• Exercise
Scan the lines below for "JSON" and copy the matches.

Dataset extract START

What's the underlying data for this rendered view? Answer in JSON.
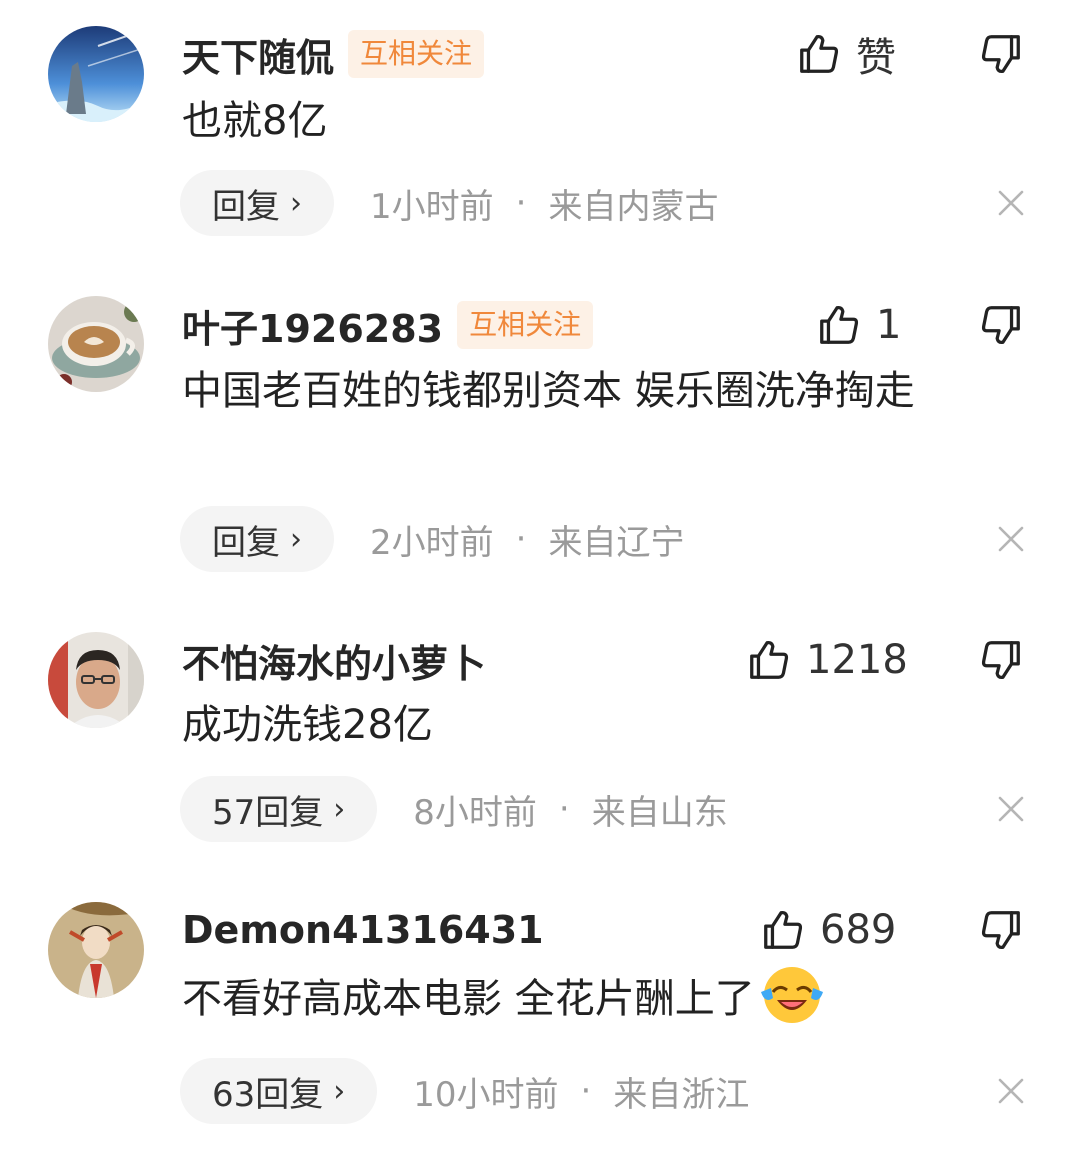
{
  "ui": {
    "reply_word": "回复",
    "mutual_follow": "互相关注",
    "separator": "·",
    "chevron": "›",
    "like_icon": "thumbs-up-outline",
    "dislike_icon": "thumbs-down-outline",
    "close_icon": "x",
    "accent_color": "#f0883b",
    "meta_color": "#9a9a9a"
  },
  "comments": [
    {
      "username": "天下随侃",
      "badge": "互相关注",
      "like_label": "赞",
      "text": "也就8亿",
      "reply_label": "回复",
      "time": "1小时前",
      "location": "来自内蒙古",
      "avatar": "landscape-avatar"
    },
    {
      "username": "叶子1926283",
      "badge": "互相关注",
      "like_label": "1",
      "text": "中国老百姓的钱都别资本 娱乐圈洗净掏走",
      "reply_label": "回复",
      "time": "2小时前",
      "location": "来自辽宁",
      "avatar": "coffee-avatar"
    },
    {
      "username": "不怕海水的小萝卜",
      "badge": "",
      "like_label": "1218",
      "text": "成功洗钱28亿",
      "reply_label": "57回复",
      "time": "8小时前",
      "location": "来自山东",
      "avatar": "man-avatar"
    },
    {
      "username": "Demon41316431",
      "badge": "",
      "like_label": "689",
      "text": "不看好高成本电影 全花片酬上了",
      "emoji": "laughing-crying-emoji",
      "reply_label": "63回复",
      "time": "10小时前",
      "location": "来自浙江",
      "avatar": "illustrated-woman-avatar"
    }
  ]
}
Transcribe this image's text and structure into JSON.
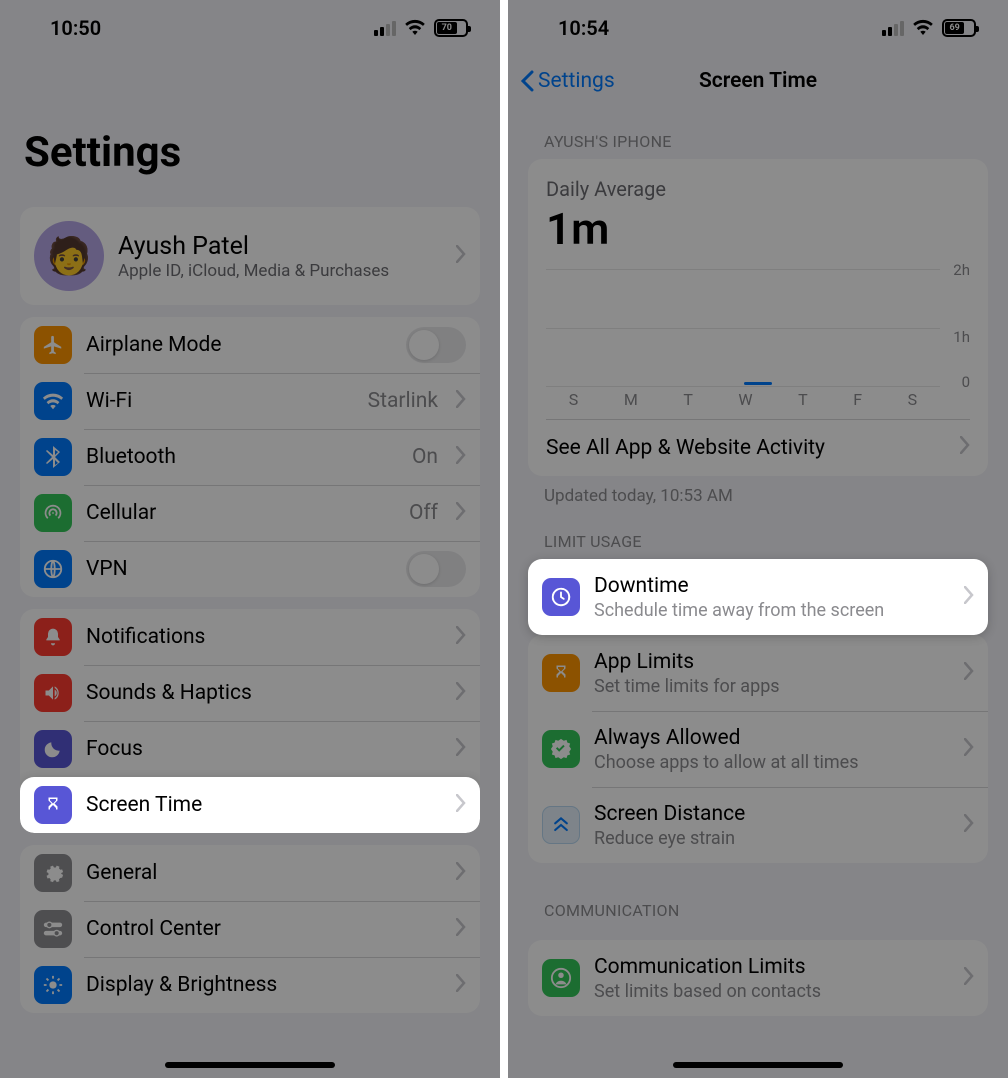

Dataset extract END

• Exercise response
What's the underlying data for this rendered view? Answer in JSON.
Transcribe this image's text and structure into JSON.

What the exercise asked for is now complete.